====== Entries supplied

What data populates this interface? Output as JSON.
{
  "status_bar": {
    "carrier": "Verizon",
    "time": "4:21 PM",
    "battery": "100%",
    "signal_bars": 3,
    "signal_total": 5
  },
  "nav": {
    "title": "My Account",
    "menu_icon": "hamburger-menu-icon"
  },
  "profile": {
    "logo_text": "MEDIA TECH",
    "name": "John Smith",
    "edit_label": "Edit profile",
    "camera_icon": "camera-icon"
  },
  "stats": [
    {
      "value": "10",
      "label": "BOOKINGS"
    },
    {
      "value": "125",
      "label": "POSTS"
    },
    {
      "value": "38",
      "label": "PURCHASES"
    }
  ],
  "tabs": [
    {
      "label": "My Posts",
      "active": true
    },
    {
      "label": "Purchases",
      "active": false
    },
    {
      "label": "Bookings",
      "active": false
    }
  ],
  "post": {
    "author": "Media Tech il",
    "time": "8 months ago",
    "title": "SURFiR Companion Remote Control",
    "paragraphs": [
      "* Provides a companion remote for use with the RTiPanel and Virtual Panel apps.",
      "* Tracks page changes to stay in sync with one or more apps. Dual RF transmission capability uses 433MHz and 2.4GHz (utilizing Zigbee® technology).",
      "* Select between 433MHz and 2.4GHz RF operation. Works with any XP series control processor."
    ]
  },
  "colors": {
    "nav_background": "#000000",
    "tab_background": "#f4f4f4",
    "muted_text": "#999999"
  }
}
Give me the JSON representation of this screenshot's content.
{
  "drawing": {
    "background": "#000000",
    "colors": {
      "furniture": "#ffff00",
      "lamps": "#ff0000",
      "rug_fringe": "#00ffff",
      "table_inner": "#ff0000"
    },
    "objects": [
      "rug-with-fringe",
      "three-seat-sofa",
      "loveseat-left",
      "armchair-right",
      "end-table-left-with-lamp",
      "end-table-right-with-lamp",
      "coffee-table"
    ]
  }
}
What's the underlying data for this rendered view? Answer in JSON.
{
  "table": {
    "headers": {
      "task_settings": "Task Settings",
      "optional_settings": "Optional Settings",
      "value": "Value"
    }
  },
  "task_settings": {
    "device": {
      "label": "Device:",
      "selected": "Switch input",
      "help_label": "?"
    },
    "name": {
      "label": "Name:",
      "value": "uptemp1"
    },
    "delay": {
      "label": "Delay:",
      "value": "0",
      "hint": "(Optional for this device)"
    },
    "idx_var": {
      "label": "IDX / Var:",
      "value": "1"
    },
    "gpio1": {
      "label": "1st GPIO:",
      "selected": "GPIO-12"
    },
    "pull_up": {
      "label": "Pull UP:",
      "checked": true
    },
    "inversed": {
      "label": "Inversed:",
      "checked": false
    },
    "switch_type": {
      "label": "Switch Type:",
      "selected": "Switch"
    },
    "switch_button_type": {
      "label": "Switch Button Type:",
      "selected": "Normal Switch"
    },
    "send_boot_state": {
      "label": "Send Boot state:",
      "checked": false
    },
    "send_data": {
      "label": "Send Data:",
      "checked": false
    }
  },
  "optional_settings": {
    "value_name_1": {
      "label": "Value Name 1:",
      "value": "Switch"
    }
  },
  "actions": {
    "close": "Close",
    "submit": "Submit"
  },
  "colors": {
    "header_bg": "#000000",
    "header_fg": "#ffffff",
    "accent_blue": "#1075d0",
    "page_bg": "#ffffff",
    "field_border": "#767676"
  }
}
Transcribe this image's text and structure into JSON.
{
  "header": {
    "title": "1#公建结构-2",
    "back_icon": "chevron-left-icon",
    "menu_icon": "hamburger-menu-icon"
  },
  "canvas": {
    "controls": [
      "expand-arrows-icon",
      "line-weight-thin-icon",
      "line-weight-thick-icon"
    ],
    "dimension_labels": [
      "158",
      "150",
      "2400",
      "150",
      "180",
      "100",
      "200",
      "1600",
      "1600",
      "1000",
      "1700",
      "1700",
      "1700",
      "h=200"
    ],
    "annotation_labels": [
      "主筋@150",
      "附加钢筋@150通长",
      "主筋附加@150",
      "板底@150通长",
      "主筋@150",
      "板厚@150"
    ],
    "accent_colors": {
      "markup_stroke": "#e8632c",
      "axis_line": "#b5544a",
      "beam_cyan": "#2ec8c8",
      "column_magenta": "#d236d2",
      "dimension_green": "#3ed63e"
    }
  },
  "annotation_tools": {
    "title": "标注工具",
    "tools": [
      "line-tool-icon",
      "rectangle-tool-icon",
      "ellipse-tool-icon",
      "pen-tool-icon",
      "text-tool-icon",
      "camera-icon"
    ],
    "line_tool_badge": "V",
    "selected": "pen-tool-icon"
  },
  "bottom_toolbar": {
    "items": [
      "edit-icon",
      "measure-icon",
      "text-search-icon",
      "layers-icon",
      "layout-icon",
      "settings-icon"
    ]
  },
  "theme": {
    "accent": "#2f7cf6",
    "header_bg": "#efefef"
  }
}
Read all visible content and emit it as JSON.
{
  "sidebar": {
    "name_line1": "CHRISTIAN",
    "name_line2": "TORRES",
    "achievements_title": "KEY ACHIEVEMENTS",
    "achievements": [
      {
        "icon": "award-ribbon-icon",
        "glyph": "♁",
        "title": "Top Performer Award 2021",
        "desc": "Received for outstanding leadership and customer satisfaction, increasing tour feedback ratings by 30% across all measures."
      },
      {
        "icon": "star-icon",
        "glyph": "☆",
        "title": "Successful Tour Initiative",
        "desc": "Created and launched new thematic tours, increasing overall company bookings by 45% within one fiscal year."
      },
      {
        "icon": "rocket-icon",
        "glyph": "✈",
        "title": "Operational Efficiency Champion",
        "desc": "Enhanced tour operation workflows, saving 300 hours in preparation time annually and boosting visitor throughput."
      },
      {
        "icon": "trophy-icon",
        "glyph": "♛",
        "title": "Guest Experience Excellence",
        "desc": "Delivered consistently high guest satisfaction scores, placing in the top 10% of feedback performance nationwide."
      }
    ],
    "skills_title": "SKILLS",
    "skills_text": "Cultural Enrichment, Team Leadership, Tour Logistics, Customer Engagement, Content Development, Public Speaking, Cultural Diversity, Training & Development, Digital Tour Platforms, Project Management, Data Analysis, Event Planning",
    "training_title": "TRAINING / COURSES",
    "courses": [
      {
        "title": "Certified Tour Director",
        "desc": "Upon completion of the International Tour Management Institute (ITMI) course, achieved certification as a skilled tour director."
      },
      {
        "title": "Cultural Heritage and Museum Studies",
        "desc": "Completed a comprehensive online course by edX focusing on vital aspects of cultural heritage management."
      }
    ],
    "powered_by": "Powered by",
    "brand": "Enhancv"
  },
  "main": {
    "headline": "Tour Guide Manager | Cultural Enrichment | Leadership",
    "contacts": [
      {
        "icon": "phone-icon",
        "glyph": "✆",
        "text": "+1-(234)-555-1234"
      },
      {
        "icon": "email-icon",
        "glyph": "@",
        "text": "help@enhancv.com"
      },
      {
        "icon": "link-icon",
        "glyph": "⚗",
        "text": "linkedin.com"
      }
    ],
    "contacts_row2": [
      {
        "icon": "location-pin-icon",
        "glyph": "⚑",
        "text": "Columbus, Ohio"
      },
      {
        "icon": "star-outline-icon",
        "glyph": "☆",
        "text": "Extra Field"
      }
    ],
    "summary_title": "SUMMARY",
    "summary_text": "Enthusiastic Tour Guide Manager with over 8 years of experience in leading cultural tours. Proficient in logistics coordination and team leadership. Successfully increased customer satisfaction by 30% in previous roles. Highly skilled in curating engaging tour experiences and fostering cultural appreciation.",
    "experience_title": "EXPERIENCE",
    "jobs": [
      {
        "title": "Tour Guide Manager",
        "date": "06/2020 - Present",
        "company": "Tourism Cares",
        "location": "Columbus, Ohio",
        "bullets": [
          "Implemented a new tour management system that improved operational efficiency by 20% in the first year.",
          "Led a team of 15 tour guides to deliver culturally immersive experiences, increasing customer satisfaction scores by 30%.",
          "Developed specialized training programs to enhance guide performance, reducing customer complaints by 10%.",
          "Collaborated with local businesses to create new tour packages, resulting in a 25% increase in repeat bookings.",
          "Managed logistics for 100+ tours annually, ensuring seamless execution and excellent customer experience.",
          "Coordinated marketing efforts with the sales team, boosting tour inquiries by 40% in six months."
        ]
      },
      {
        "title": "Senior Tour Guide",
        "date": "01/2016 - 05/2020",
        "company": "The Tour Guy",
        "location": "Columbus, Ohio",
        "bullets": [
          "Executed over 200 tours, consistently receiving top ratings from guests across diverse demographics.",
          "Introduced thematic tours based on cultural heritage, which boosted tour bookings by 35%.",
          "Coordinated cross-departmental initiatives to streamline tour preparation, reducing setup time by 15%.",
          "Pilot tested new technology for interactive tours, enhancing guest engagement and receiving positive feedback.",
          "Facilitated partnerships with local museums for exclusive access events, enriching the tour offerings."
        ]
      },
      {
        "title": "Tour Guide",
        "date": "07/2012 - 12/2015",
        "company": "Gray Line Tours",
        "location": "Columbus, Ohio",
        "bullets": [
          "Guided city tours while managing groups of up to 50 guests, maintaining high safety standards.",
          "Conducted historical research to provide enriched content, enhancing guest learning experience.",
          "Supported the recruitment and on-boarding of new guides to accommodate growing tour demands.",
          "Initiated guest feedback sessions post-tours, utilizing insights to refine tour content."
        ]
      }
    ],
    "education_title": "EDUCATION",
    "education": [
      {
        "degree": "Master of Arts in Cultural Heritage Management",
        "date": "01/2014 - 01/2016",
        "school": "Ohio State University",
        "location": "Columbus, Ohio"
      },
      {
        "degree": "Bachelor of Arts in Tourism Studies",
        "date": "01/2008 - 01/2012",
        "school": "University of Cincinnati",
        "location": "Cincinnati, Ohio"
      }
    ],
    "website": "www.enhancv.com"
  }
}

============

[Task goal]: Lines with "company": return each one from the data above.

[Task solution]:
        "desc": "Created and launched new thematic tours, increasing overall company bookings by 45% within one fiscal year."
        "company": "Tourism Cares",
        "company": "The Tour Guy",
        "company": "Gray Line Tours",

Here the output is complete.